#### Required work:
Lines containing the word "true" in the data below: say how many, with no other text.

=== Exercise inputs ===

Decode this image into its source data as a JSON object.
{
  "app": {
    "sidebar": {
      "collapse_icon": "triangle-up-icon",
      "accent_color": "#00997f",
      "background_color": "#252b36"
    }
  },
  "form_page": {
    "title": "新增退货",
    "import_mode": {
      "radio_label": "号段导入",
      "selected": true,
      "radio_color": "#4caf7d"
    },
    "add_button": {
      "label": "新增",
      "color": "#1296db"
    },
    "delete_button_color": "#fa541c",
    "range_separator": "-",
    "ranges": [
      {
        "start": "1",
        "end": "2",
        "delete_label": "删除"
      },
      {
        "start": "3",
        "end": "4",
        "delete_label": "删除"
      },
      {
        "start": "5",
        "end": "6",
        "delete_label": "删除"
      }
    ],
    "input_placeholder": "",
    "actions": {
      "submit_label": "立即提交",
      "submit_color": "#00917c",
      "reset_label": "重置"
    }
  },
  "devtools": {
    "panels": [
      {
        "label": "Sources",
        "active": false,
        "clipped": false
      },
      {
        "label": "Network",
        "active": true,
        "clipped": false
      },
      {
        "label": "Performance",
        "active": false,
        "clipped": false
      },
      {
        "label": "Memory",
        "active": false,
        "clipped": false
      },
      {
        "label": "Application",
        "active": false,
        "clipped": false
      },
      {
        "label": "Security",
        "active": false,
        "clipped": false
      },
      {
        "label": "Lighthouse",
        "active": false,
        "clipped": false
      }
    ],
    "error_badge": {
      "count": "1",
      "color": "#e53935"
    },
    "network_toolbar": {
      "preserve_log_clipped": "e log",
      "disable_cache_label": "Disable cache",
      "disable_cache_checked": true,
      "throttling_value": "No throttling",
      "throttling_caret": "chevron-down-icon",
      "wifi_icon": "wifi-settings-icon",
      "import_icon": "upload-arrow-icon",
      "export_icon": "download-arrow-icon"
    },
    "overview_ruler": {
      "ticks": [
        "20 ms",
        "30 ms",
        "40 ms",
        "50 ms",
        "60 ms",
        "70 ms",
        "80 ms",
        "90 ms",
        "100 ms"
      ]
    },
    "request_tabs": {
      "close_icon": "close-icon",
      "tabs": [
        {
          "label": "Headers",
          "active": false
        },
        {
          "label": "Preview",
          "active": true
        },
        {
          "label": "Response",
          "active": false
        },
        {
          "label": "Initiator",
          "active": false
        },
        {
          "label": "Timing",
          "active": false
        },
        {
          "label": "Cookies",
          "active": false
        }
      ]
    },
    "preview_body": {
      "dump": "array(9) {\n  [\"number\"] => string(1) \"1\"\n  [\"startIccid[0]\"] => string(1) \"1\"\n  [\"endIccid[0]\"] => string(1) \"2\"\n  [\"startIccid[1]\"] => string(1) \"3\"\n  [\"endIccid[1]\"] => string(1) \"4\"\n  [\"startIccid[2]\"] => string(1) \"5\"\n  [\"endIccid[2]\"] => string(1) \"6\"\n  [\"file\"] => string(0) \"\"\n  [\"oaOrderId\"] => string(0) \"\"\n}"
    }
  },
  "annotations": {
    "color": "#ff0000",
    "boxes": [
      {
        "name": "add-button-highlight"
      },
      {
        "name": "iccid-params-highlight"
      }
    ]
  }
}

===

#### Task solution:
4